Paid leave mandate is a gamble for all
These days every time there’s a “mandate,” an inner alarm bell goes off.
Proclamation 20-67 is a pleasant surprise in the midst of the avalanche of mandates handed out since late February.
The state’s newest mandate ensures workers who need to quarantine and have no other means of sick leave will have adequate funds to remain home without endangering the health of the other people around them.
Approximately $3 million in CARES Act funds have been set aside by the Washington State Department of Commerce for use as a reimbursement for employers who need to quarantine a worker who has no other form of paid sick leave.
Currently, the Families First Coronavirus Relief Act requires employers with less than 500 workers to provide paid sick leave in a COVID-19 related work absence. The fund established by Washington state creates an equal requirement for employers with more than 500 employees. The fund offers a reimbursement backstop of up to $860 for 80 hours of lost wages during a COVID-19 related work absence. Employees who are eligible for this program include local workers, seasonal or migrant workers, temporary foreign workers, or part-time independent contract workers.
However, the program is a last resort with a planned maximum number of reimbursements of 3,488.
The state is gambling there will be no major outbreaks of COVID-19 amongst any of the large agricultural employers around the state. As an example, one large employer in Washington currently employs approximately 12,500 people. If a tragedy occurred and approximately one-third of their workforce became ill with COVID-19 and was eligible for relief, all $3 million would be gone.
As the program rolls out, a suggestion for the Department of Commerce to consider: make it clear the fund is on a first come, first served basis to avoid any possible appearance of favoritism.
If the eligibility window of August 18 through November 13 is firm, there should also be a firm understanding that when the funds are gone, they are gone. Not because employees should be discouraged from taking the time off, they need for the sake of safety but because employers should understand the fund is meant to be a backstop, not a first stop for sick leave.
Certainly, an expansion of the fund would be helpful but the original funding source – the CARES Act – is not an unlimited fund. Theoretically, as farmworkers continue to earn paid leave, the fund will become less and less necessary throughout this growing season.
Various mandates have been rolled out throughout the course of this growing season including changes to temporary worker housing, assigned work groups, and PPE requirements, to name a few. All the mandates had the same goal: farmworker safety. Some had better success than others, but all were instituted with the intention to help keep workers safe and the food supply chain functional.
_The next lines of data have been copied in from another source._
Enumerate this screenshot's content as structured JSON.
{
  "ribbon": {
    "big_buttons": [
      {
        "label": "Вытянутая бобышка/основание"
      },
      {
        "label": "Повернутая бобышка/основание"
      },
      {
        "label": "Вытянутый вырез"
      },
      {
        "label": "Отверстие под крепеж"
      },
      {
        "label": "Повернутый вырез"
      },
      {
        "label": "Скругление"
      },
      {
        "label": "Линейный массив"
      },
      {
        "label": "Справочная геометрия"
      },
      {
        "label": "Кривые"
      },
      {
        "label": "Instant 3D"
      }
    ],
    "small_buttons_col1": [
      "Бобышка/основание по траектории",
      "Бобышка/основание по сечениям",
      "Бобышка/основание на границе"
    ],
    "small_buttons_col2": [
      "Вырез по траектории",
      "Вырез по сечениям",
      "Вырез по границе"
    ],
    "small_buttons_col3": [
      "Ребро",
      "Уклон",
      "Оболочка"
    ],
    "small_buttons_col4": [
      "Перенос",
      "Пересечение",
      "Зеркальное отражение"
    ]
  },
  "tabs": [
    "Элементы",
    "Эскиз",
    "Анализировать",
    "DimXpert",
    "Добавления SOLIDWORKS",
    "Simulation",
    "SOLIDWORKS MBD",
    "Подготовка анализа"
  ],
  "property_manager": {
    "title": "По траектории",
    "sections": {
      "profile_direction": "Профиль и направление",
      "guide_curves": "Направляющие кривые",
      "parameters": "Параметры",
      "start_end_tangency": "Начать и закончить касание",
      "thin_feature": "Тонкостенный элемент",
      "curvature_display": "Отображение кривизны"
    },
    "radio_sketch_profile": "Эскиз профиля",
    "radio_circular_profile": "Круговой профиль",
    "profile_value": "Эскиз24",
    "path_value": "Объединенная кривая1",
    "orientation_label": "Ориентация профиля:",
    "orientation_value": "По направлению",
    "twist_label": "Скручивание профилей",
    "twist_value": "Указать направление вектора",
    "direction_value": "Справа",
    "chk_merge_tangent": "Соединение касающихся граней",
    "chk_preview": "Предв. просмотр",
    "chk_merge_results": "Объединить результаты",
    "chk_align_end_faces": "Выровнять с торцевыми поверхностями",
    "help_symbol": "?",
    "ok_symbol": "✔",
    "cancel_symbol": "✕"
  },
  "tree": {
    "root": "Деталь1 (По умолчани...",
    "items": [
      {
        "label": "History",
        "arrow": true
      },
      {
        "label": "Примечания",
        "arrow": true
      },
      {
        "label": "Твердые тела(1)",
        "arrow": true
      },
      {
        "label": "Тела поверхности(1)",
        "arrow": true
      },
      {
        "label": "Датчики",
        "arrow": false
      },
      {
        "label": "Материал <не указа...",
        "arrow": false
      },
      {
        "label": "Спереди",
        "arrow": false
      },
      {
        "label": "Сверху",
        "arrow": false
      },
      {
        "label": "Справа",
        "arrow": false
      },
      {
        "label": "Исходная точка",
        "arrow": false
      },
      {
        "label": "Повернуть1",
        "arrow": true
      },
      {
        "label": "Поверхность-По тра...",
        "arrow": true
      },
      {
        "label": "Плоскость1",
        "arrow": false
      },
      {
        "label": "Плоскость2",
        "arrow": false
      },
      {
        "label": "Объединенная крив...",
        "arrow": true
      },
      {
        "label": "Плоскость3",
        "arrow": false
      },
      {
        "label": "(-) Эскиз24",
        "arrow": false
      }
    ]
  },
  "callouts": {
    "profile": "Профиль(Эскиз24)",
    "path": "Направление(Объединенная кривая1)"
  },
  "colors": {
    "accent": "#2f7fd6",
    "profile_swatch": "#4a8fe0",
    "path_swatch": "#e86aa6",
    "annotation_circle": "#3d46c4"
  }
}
In many cases mandate has become a dirty word because of its connotation. This time around, it’s a way for employees of large and small farms to be treated equally – something we should all support.